*Web page and app entries:*
*** Begin section ***

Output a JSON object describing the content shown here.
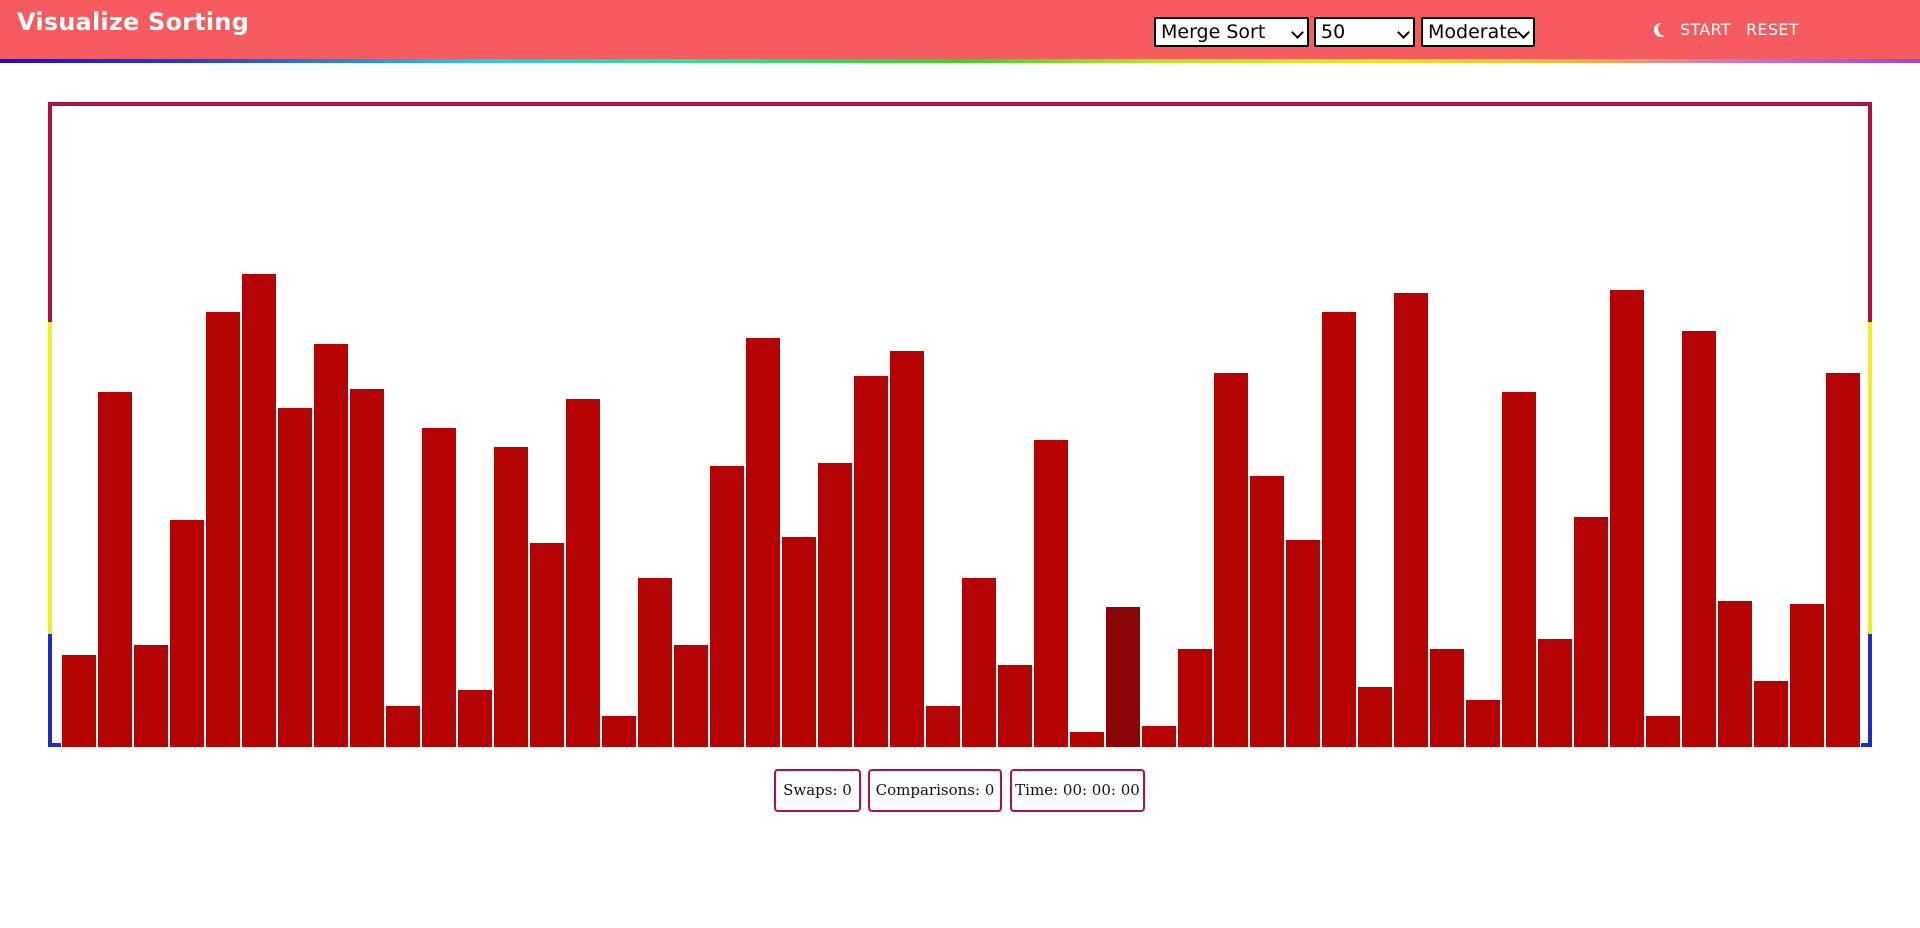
{
  "header": {
    "brand": "Visualize Sorting",
    "algorithm": {
      "selected": "Merge Sort"
    },
    "size": {
      "selected": "50"
    },
    "speed": {
      "selected": "Moderate"
    },
    "theme_icon": "moon-icon",
    "start_label": "START",
    "reset_label": "RESET"
  },
  "colors": {
    "navbar": "#f65c5f",
    "bar": "#b50303",
    "bar_active": "#8a0505",
    "frame_top": "#b0123f",
    "frame_middle": "#f2f01f",
    "frame_bottom": "#1e2cc8"
  },
  "array": {
    "max_value": 100,
    "values": [
      14.5,
      55.5,
      16,
      35.5,
      68,
      74,
      53,
      63,
      56,
      6.5,
      50,
      9,
      47,
      32,
      54.5,
      5,
      26.5,
      16,
      44,
      64,
      33,
      44.5,
      58,
      62,
      6.5,
      26.5,
      13,
      48,
      2.5,
      22,
      3.5,
      15.5,
      58.5,
      42.5,
      32.5,
      68,
      9.5,
      71,
      15.5,
      7.5,
      55.5,
      17,
      36,
      71.5,
      5,
      65,
      23,
      10.5,
      22.5,
      58.5
    ],
    "active_index": 29
  },
  "stats": {
    "swaps": "Swaps: 0",
    "comparisons": "Comparisons: 0",
    "time": "Time: 00: 00: 00"
  }
}
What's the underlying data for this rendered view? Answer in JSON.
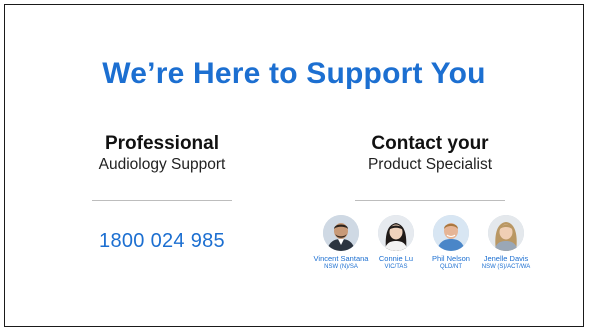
{
  "title": "We’re Here to Support You",
  "left": {
    "heading": "Professional",
    "subheading": "Audiology Support",
    "phone": "1800 024 985"
  },
  "right": {
    "heading": "Contact your",
    "subheading": "Product Specialist",
    "specialists": [
      {
        "name": "Vincent Santana",
        "region": "NSW (N)/SA",
        "icon": "person-avatar-icon"
      },
      {
        "name": "Connie Lu",
        "region": "VIC/TAS",
        "icon": "person-avatar-icon"
      },
      {
        "name": "Phil Nelson",
        "region": "QLD/NT",
        "icon": "person-avatar-icon"
      },
      {
        "name": "Jenelle Davis",
        "region": "NSW (S)/ACT/WA",
        "icon": "person-avatar-icon"
      }
    ]
  },
  "colors": {
    "accent_blue": "#1c6fd1",
    "heading_text": "#111111",
    "border": "#1a1a1a"
  }
}
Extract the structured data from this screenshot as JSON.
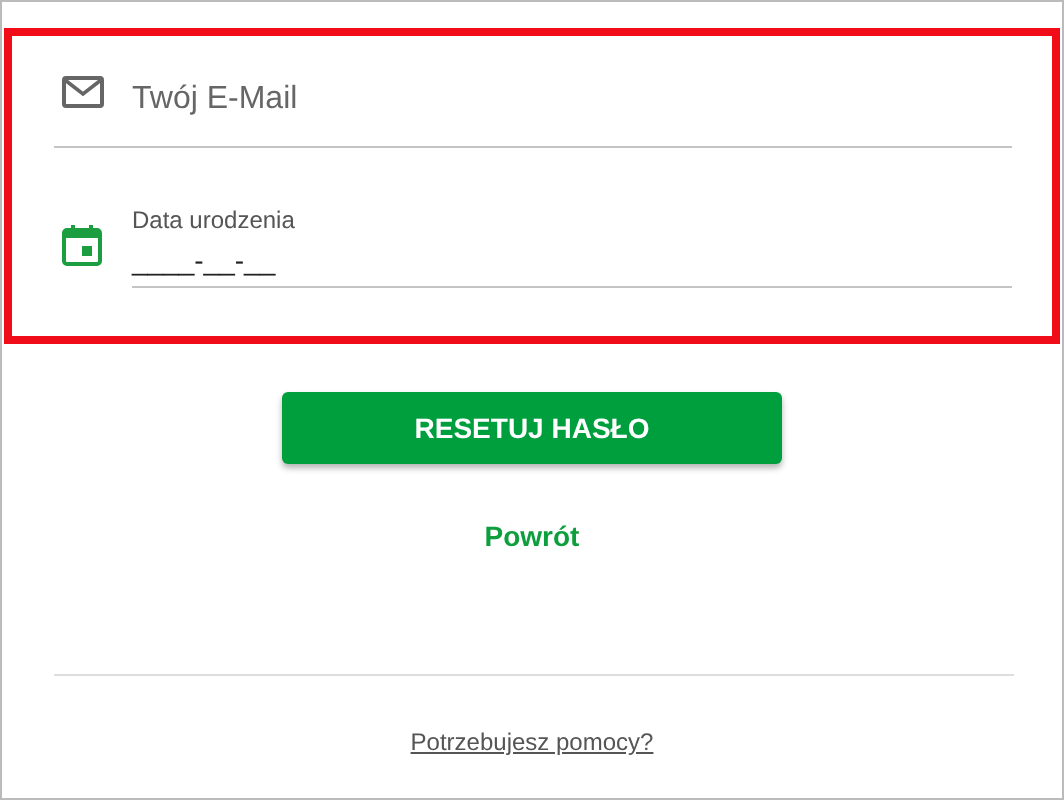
{
  "email_field": {
    "placeholder": "Twój E-Mail"
  },
  "birth_date_field": {
    "label": "Data urodzenia",
    "value": "____-__-__"
  },
  "reset_button": {
    "label": "RESETUJ HASŁO"
  },
  "back_link": {
    "label": "Powrót"
  },
  "help_link": {
    "label": "Potrzebujesz pomocy?"
  }
}
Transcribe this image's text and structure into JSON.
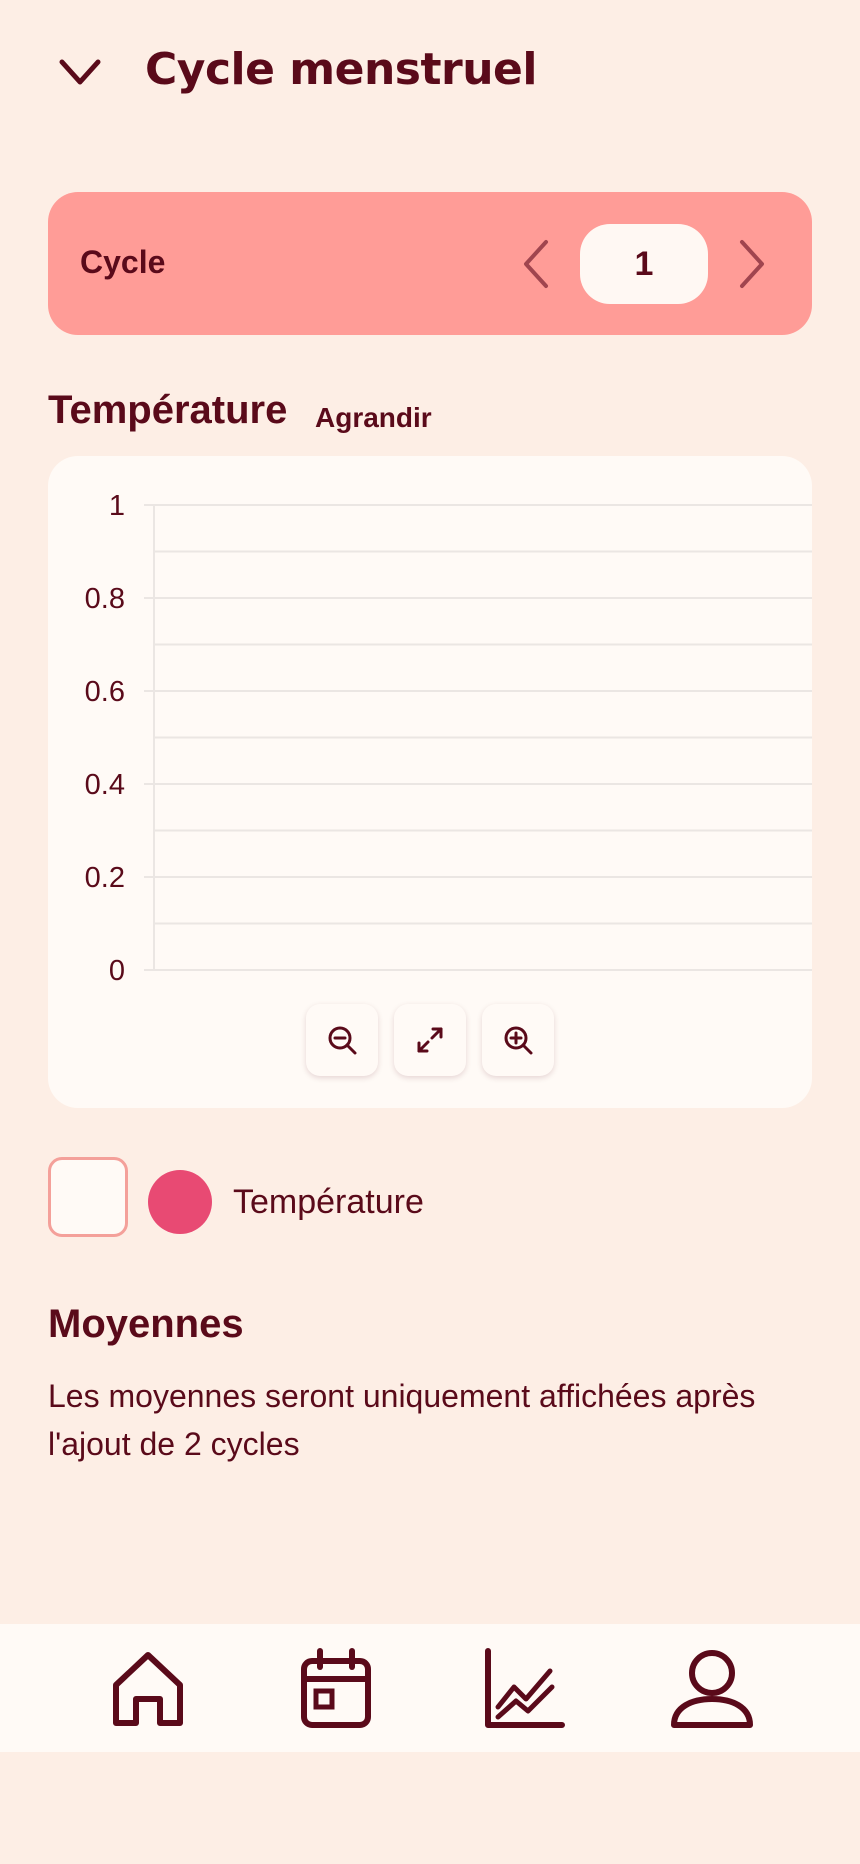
{
  "header": {
    "title": "Cycle menstruel",
    "back_icon": "chevron-down-icon"
  },
  "cycle_selector": {
    "label": "Cycle",
    "value": "1",
    "prev_icon": "chevron-left-icon",
    "next_icon": "chevron-right-icon"
  },
  "temperature": {
    "title": "Température",
    "expand_label": "Agrandir"
  },
  "chart_data": {
    "type": "line",
    "title": "",
    "xlabel": "",
    "ylabel": "",
    "ylim": [
      0,
      1
    ],
    "yticks": [
      "0",
      "0.2",
      "0.4",
      "0.6",
      "0.8",
      "1"
    ],
    "grid": true,
    "series": [
      {
        "name": "Température",
        "values": []
      }
    ]
  },
  "chart_controls": {
    "zoom_out_icon": "zoom-out-icon",
    "reset_icon": "expand-icon",
    "zoom_in_icon": "zoom-in-icon"
  },
  "legend": {
    "label": "Température",
    "color": "#e84a73",
    "checked": false
  },
  "averages": {
    "title": "Moyennes",
    "text": "Les moyennes seront uniquement affichées après l'ajout de 2 cycles"
  },
  "nav": {
    "items": [
      {
        "icon": "home-icon"
      },
      {
        "icon": "calendar-icon"
      },
      {
        "icon": "chart-icon"
      },
      {
        "icon": "profile-icon"
      }
    ]
  },
  "colors": {
    "background": "#fdeee5",
    "accent": "#ff9c97",
    "text": "#5a0a1a",
    "card": "#fffaf6"
  }
}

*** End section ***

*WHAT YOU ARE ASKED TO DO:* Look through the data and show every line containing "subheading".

*YOUR SOLUTION:*
    "subheading": "Audiology Support",
    "subheading": "Product Specialist",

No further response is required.